To us, the March 4th actions serve two functions. First, to express solidarity with those who are participating in wide scale occupations, strikes, walk outs, and direct actions in other locations. Hopefully our actions will let them know that they have friends in Arizona who are supporting them and following their stories closely. Next, to connect struggles in other places to our own. It is going to be a long push, but we refuse to wait for conditions to become ideal for us to make things interesting. While we recognize the strategic value in organizing around student tuition hikes, it should come as no surprise that our goals are loftier. Ultimately, we are happy that the Puppet Student Government is no longer the only voice. Now, as groups crop up to resist, we finally have something substantial to push with and against. We will continue to create ruptures and fractures.

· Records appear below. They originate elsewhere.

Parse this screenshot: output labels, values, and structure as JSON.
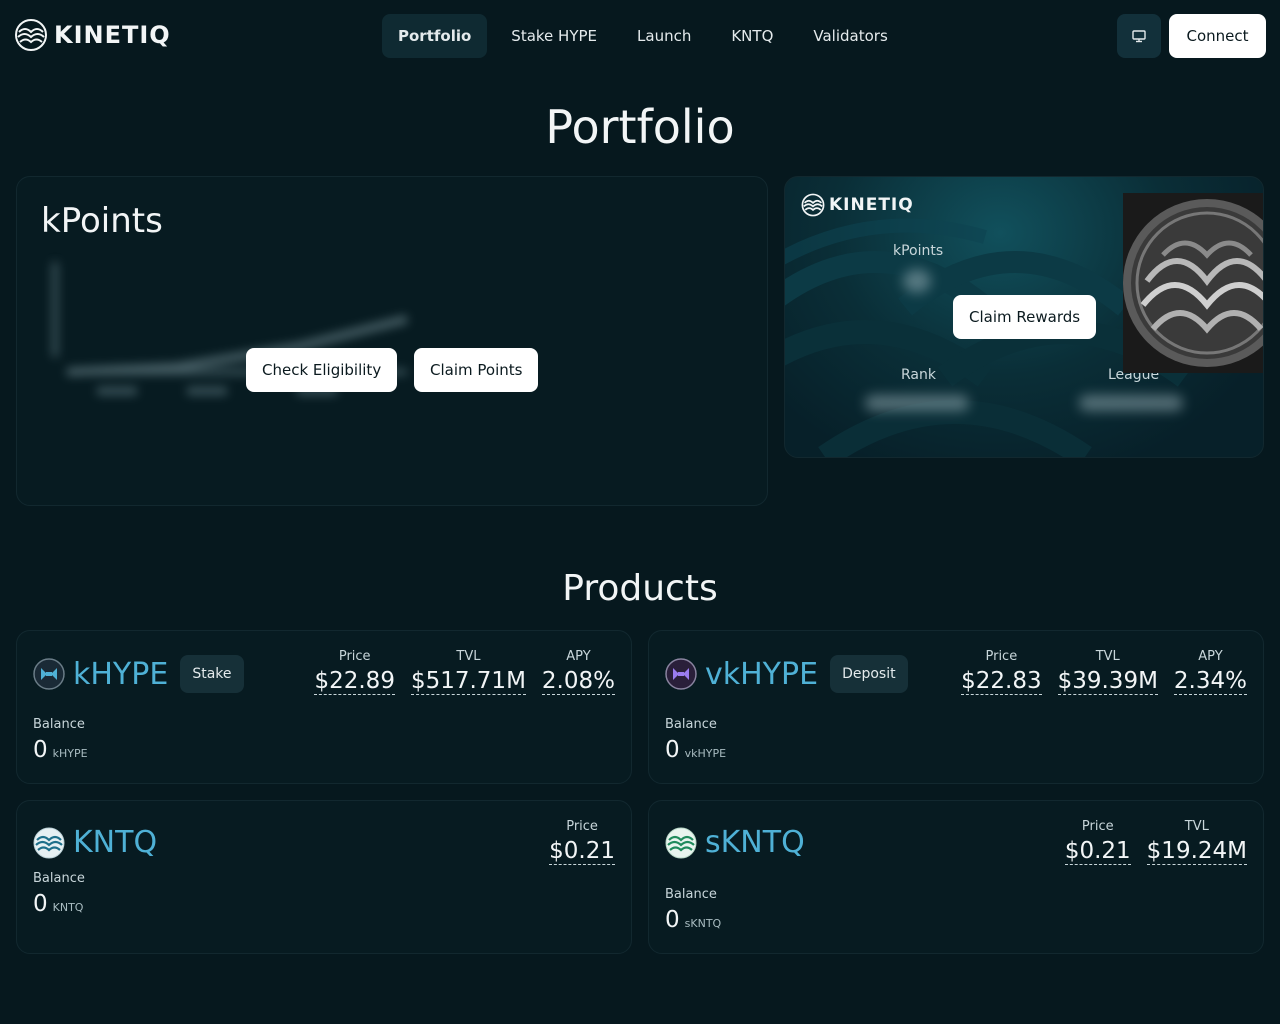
{
  "header": {
    "logo_text": "KINETIQ",
    "nav": [
      {
        "label": "Portfolio",
        "active": true
      },
      {
        "label": "Stake HYPE",
        "active": false
      },
      {
        "label": "Launch",
        "active": false
      },
      {
        "label": "KNTQ",
        "active": false
      },
      {
        "label": "Validators",
        "active": false
      }
    ],
    "display_icon": "monitor-icon",
    "connect_label": "Connect"
  },
  "page_title": "Portfolio",
  "kpoints": {
    "title": "kPoints",
    "check_eligibility_label": "Check Eligibility",
    "claim_points_label": "Claim Points"
  },
  "rewards_card": {
    "logo_text": "KINETIQ",
    "kpoints_label": "kPoints",
    "claim_rewards_label": "Claim Rewards",
    "rank_label": "Rank",
    "league_label": "League"
  },
  "products_title": "Products",
  "products": [
    {
      "name": "kHYPE",
      "action": "Stake",
      "icon": "khype-icon",
      "stats": [
        {
          "label": "Price",
          "value": "$22.89"
        },
        {
          "label": "TVL",
          "value": "$517.71M"
        },
        {
          "label": "APY",
          "value": "2.08%"
        }
      ],
      "balance_label": "Balance",
      "balance": "0",
      "unit": "kHYPE"
    },
    {
      "name": "vkHYPE",
      "action": "Deposit",
      "icon": "vkhype-icon",
      "stats": [
        {
          "label": "Price",
          "value": "$22.83"
        },
        {
          "label": "TVL",
          "value": "$39.39M"
        },
        {
          "label": "APY",
          "value": "2.34%"
        }
      ],
      "balance_label": "Balance",
      "balance": "0",
      "unit": "vkHYPE"
    },
    {
      "name": "KNTQ",
      "action": null,
      "icon": "kntq-icon",
      "stats": [
        {
          "label": "Price",
          "value": "$0.21"
        }
      ],
      "balance_label": "Balance",
      "balance": "0",
      "unit": "KNTQ"
    },
    {
      "name": "sKNTQ",
      "action": null,
      "icon": "skntq-icon",
      "stats": [
        {
          "label": "Price",
          "value": "$0.21"
        },
        {
          "label": "TVL",
          "value": "$19.24M"
        }
      ],
      "balance_label": "Balance",
      "balance": "0",
      "unit": "sKNTQ"
    }
  ],
  "colors": {
    "background": "#06181e",
    "accent": "#4fb1d6",
    "panel_border": "#12282f",
    "button_bg": "#ffffff"
  }
}
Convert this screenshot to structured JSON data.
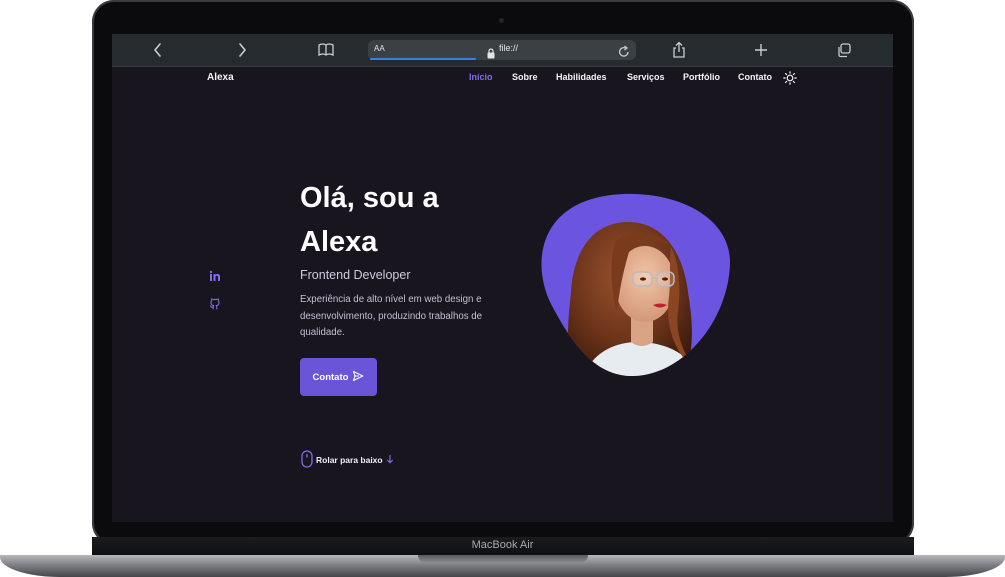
{
  "device": {
    "model_label": "MacBook Air"
  },
  "browser": {
    "text_size_label": "AA",
    "url": "file://"
  },
  "site": {
    "logo": "Alexa",
    "nav": [
      {
        "label": "Início",
        "active": true
      },
      {
        "label": "Sobre",
        "active": false
      },
      {
        "label": "Habilidades",
        "active": false
      },
      {
        "label": "Serviços",
        "active": false
      },
      {
        "label": "Portfólio",
        "active": false
      },
      {
        "label": "Contato",
        "active": false
      }
    ],
    "theme_icon": "sun-icon",
    "socials": [
      "linkedin-icon",
      "github-icon"
    ],
    "hero": {
      "title_line1": "Olá, sou a",
      "title_line2": "Alexa",
      "subtitle": "Frontend Developer",
      "description": "Experiência de alto nível em web design e desenvolvimento, produzindo trabalhos de qualidade.",
      "cta_label": "Contato",
      "scroll_label": "Rolar para baixo"
    },
    "colors": {
      "accent": "#6a55d8",
      "background": "#18151f",
      "text": "#ffffff"
    }
  }
}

The fires of revolution will not burn without the kindling of dissent and negation. If our recent actions are not enough of a spark the fire, then consider them the gathering of kindling.
Like our friends at ASU Resist, we vehemently exclaim: This is only the beginning.
We are proud that March 4th, the day that marks the climax for so many, is the birthday of resistance at ASU Tempe campus. Moreover, as we can see from the actions of the police, someone is getting nervous. This makes us proud. And utmost solidarity to our friends working on the West campus; there is something to be said for fighting without regard to whether you are ‘successful’ or your actions are visible to a large number. They fought because their lives depended on it, and so do ours.
And in the end... we are still who we are.
It’s like this: if the other groups cropping up were kids in our class, they would be calling out oppression with an unwavering voice, speaking in proud defiance. While we here represent the kid in the back of the class, probably wearing dirty black clothes, who is not even sure why she shows up to school anymore. If the other groups are the human faces of resistance, we more closely resemble a kid in a Frankenstein mask, waiting to blow a spit-wad at the teacher or overturn a desk and storm out of the classroom.
We are uncompromising and unapologetic. We will continue to lurk in the shadows and emerge to attack.